Stream channel alteration effects on population of northern pearl dace
Dr. Jonathan Spurgeon, U.S. Geological Survey, Nebraska Cooperative Fish and Wildlife Research Unit; School of Natural Resources, University of Nebraska-Lincoln
Joseph Spooner, Nebraska Game and Parks and University of Nebraska - Lincoln
Northern pearl dace is a tier-II threatened species in Nebraska. The distribution of northern pearl dace in Nebraska represents the southernmost extent of the species range and is isolated from the core distribution.

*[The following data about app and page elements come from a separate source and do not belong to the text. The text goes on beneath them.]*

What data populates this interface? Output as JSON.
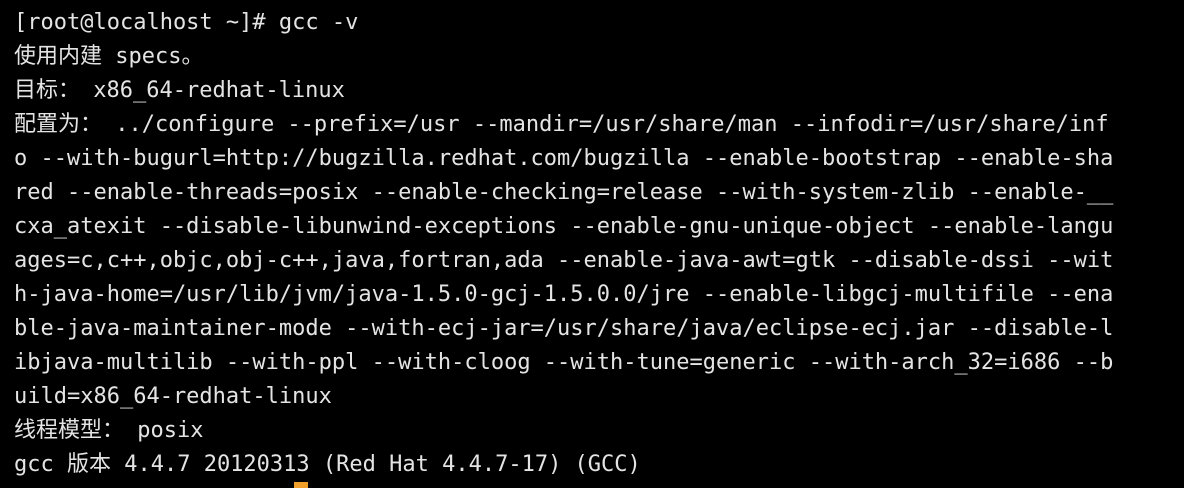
{
  "terminal": {
    "top_fragment": {
      "left_text": "              ",
      "tags": []
    },
    "lines": [
      "[root@localhost ~]# gcc -v",
      "使用内建 specs。",
      "目标： x86_64-redhat-linux",
      "配置为： ../configure --prefix=/usr --mandir=/usr/share/man --infodir=/usr/share/inf",
      "o --with-bugurl=http://bugzilla.redhat.com/bugzilla --enable-bootstrap --enable-sha",
      "red --enable-threads=posix --enable-checking=release --with-system-zlib --enable-__",
      "cxa_atexit --disable-libunwind-exceptions --enable-gnu-unique-object --enable-langu",
      "ages=c,c++,objc,obj-c++,java,fortran,ada --enable-java-awt=gtk --disable-dssi --wit",
      "h-java-home=/usr/lib/jvm/java-1.5.0-gcj-1.5.0.0/jre --enable-libgcj-multifile --ena",
      "ble-java-maintainer-mode --with-ecj-jar=/usr/share/java/eclipse-ecj.jar --disable-l",
      "ibjava-multilib --with-ppl --with-cloog --with-tune=generic --with-arch_32=i686 --b",
      "uild=x86_64-redhat-linux",
      "线程模型： posix",
      "gcc 版本 4.4.7 20120313 (Red Hat 4.4.7-17) (GCC)"
    ],
    "colors": {
      "background": "#000000",
      "text": "#e4e4e4",
      "cursor": "#f0a02a"
    }
  }
}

Northern pearl dace in Nebraska reside in prairie streams of the Sandhills Ecoregion and are an important indicator species that is intolerant of degradation (decreased macrophyte coverage, incision of the stream channel sedimentation, etc.) caused by stream geomorphic changes (i.e., channelization). There is a lack of understanding regarding how stream geomorphic changes such as fragmentation and channelization affect northern pearl dace demographic parameters and population connectivity among Sandhills Ecoregion streams. Estimating the population size and survival of rare and at-risk species is challenging as capture-recapture data can be difficult to obtain. However, estimates of the effects of geomorphic alterations on these parameters are crucial to understand how degradation and restoration of distinct habitat features could impact northern pearl dace populations. Due to the lack of knowledge on population demographics of this species in geomorphically altered streams, this study will address how varying fluvial-geomorphic conditions influence population demographics including survival, movement, and abundance of northern pearl dace in Sandhills Ecoregion headwater streams; and if genetic structure indicates lack of connectivity among northern pearl dace population within the Sandhills Ecoregion due to movement barriers such as culverts.